November 14, 2014
The Consumer Financial Protection Bureau issued a Request for Comment on a proposed policy regarding No-Action Letters. Under the proposed policy, the Bureau could
issue no-action letters (NALs) to specific applicants in instances involving innovative financial products or services that promise substantial consumer benefit where there is substantial uncertainty whether or how specific provisions of statutes or regulations implemented by the Bureau would be applied (for example if, because of intervening technological developments, the application of statutes and regulations to a new project is novel and complicated). The Policy is also designed to enhance compliance with applicable federal consumer financial laws. (79 F.R. 62119)
The notice goes on,
The Bureau recognizes that, in certain circumstances, some may perceive that the current regulatory framework may hinder the development of innovative financial products that promise substantial consumer benefit because, for example, existing laws and rules did not contemplate such products. In such circumstances, it may be substantially uncertain whether or how specific provisions of certain statutes and regulations should be applied to such a product—and thus whether the federal agency tasked with administering those portions of a statute or regulation may bring an enforcement or supervisory action against the developer of the product for failure to comply with those laws. Such regulatory uncertainty may discourage innovators from entering a market, or make it difficult for them to develop suitable products or attract sufficient investment or other support.
Federal agencies can reduce such regulatory uncertainty in a variety of ways. For example, an agency may clarify the application of its statutes and regulations to the type of product in question—by rulemaking or by the issuance of less formal guidance. Alternatively, an agency may provide some form of notification that it does not intend to recommend initiation of an enforcement or supervisory action against an entity based on the application of specific identified provisions of statutes or regulations to its offering of a particular product. This proposal is concerned with the latter means of reducing regulatory uncertainty in limited circumstances. (79 F.R. 62119)
This notice certainly identifies a problem inherent in the complex regulatory state we live in — heavy regulation can impede innovation. It is a good thing to try to address that problem, but it is far from certain how effective a No Action regime will be in that regard.

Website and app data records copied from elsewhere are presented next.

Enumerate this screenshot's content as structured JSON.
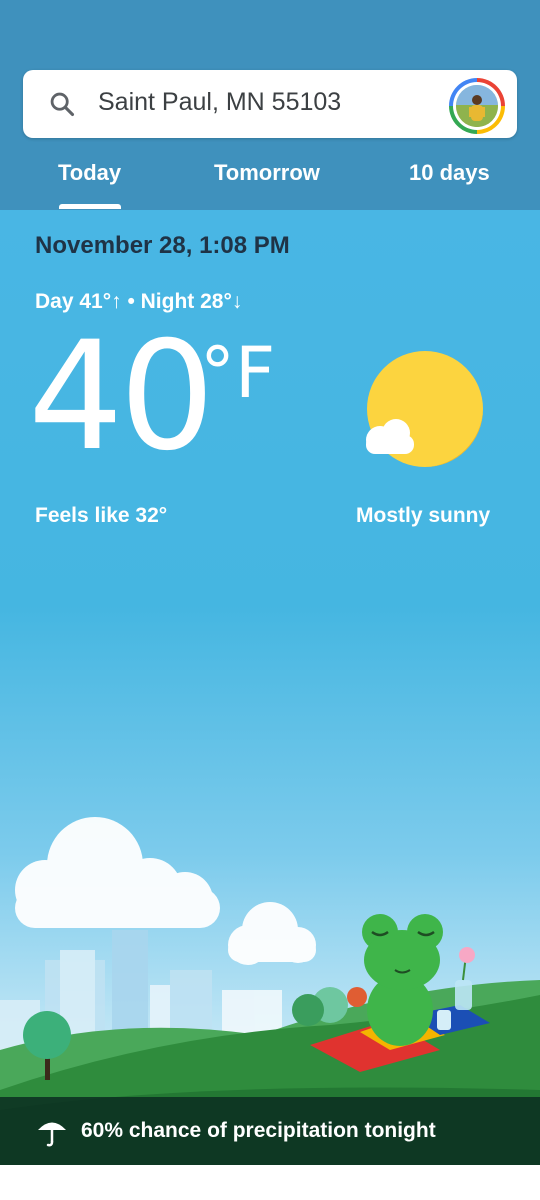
{
  "search": {
    "location": "Saint Paul, MN 55103",
    "icon": "search-icon"
  },
  "tabs": [
    {
      "label": "Today",
      "selected": true
    },
    {
      "label": "Tomorrow",
      "selected": false
    },
    {
      "label": "10 days",
      "selected": false
    }
  ],
  "current": {
    "datetime": "November 28, 1:08 PM",
    "hilo": "Day 41°↑ • Night 28°↓",
    "temperature": "40",
    "unit": "°F",
    "feels_like": "Feels like 32°",
    "condition": "Mostly sunny",
    "condition_icon": "sun-cloud-icon"
  },
  "precipitation": {
    "text": "60% chance of precipitation tonight",
    "icon": "umbrella-icon"
  },
  "colors": {
    "header": "#3f91bd",
    "sky": "#45b6e1",
    "sun": "#fcd43f",
    "grass": "#2e8b3d",
    "frog": "#3fb54a"
  }
}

It is hard to imagine that it could do any harm though, so it is certainly a reasonable step to take.
Your thoughts? Comments are due December 15th, so get crackin’!| Permalink